Following on from the use of and need for advanced analytics, IT needs to be able to support the collection, analysis and storage of that data. In many cases, data must be stored and manipulated locally for bandwidth, latency and policy reasons. The more data that is collected in store, be it from beacons, sensors, or other devices, the greater the requirement for efficient local storage.
This is especially important as end user applications frequently need to run locally on devices to deliver the performance, responsiveness and reliability required. These can be best served by local compute/storage infrastructure that is lightweight, fit for purpose, coordinated on a scheduled and regular basis, and delivers the responsiveness that customers expect from their devices.
The way forward

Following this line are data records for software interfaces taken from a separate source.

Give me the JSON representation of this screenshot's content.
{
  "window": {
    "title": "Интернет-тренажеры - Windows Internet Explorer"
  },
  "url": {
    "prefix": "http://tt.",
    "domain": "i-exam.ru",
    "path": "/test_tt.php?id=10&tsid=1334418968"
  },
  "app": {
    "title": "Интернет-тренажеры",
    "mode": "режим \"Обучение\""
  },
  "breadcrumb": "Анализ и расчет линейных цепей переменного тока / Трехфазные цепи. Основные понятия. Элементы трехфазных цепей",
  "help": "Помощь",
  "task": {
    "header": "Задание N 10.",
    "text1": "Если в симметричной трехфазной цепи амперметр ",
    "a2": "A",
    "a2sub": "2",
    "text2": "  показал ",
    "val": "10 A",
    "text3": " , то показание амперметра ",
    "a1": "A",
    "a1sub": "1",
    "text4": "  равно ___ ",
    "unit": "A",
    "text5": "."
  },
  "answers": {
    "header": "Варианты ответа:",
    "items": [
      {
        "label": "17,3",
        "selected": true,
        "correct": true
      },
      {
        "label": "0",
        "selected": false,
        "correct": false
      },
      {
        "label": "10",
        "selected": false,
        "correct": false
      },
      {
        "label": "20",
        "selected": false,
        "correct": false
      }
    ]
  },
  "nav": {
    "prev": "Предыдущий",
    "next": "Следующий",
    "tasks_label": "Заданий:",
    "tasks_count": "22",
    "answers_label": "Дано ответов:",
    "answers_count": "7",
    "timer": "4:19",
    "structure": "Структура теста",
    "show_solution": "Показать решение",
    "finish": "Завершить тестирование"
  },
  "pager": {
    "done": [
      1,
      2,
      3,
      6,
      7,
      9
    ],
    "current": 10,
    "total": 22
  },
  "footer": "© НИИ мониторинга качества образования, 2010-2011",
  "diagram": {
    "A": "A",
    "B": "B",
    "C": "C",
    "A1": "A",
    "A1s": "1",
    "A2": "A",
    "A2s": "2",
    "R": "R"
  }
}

Current infrastructure does not support these requirements and is a costly overhead. This is why innovative retailers are now looking to upgrade their in-store IT infrastructure, either by applying ‘edge scale' automation and virtualization software to extend the life of existing hardware, or by replacing in-store systems. This will enable them to have a platform to implement efficient deployment of new services and applications — as well as reducing the time to market of promotions in line with seasonal campaigns. Picking the right software platform also reduces their store cost to serve customers.
Virtualized, centrally managed in-store IT software can offer retailers the flexibility, responsiveness, control, and cost efficiency that they demand. 2018 will see more and more retail leaders across all sectors making a commitment to an in-store infrastructure that provides an answer to today's operational challenges, and a platform for future customer experience innovation.